=== Records for the exercise ===

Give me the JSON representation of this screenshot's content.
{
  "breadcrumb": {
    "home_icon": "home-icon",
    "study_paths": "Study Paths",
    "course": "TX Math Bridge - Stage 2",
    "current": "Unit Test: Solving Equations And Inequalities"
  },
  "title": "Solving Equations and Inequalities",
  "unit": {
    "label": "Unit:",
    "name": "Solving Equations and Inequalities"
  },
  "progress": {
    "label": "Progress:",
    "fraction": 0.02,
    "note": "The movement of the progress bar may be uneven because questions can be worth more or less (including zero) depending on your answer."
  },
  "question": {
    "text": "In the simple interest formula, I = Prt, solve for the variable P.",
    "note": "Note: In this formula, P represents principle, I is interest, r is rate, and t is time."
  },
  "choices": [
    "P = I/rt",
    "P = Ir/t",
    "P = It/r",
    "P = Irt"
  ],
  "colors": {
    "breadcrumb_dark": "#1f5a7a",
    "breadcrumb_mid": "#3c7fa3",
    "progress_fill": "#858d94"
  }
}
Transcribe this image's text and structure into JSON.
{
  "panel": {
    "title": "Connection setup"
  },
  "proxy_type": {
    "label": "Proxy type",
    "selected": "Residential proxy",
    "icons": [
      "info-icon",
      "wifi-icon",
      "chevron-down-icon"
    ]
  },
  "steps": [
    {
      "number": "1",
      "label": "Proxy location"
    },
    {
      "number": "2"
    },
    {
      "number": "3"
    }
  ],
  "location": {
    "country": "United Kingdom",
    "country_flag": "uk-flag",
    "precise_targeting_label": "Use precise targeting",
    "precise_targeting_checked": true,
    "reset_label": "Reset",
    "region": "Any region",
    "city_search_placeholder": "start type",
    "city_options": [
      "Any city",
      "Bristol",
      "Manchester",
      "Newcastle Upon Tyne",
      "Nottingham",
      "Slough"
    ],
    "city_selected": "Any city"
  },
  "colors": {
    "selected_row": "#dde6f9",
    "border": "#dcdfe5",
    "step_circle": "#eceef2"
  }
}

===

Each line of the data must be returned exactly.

- **Exercise solution**:
Give me the JSON representation of this screenshot's content.
{
  "breadcrumb": {
    "home_icon": "home-icon",
    "study_paths": "Study Paths",
    "course": "TX Math Bridge - Stage 2",
    "current": "Unit Test: Solving Equations And Inequalities"
  },
  "title": "Solving Equations and Inequalities",
  "unit": {
    "label": "Unit:",
    "name": "Solving Equations and Inequalities"
  },
  "progress": {
    "label": "Progress:",
    "fraction": 0.02,
    "note": "The movement of the progress bar may be uneven because questions can be worth more or less (including zero) depending on your answer."
  },
  "question": {
    "text": "In the simple interest formula, I = Prt, solve for the variable P.",
    "note": "Note: In this formula, P represents principle, I is interest, r is rate, and t is time."
  },
  "choices": [
    "P = I/rt",
    "P = Ir/t",
    "P = It/r",
    "P = Irt"
  ],
  "colors": {
    "breadcrumb_dark": "#1f5a7a",
    "breadcrumb_mid": "#3c7fa3",
    "progress_fill": "#858d94"
  }
}
Transcribe this image's text and structure into JSON.
{
  "panel": {
    "title": "Connection setup"
  },
  "proxy_type": {
    "label": "Proxy type",
    "selected": "Residential proxy",
    "icons": [
      "info-icon",
      "wifi-icon",
      "chevron-down-icon"
    ]
  },
  "steps": [
    {
      "number": "1",
      "label": "Proxy location"
    },
    {
      "number": "2"
    },
    {
      "number": "3"
    }
  ],
  "location": {
    "country": "United Kingdom",
    "country_flag": "uk-flag",
    "precise_targeting_label": "Use precise targeting",
    "precise_targeting_checked": true,
    "reset_label": "Reset",
    "region": "Any region",
    "city_search_placeholder": "start type",
    "city_options": [
      "Any city",
      "Bristol",
      "Manchester",
      "Newcastle Upon Tyne",
      "Nottingham",
      "Slough"
    ],
    "city_selected": "Any city"
  },
  "colors": {
    "selected_row": "#dde6f9",
    "border": "#dcdfe5",
    "step_circle": "#eceef2"
  }
}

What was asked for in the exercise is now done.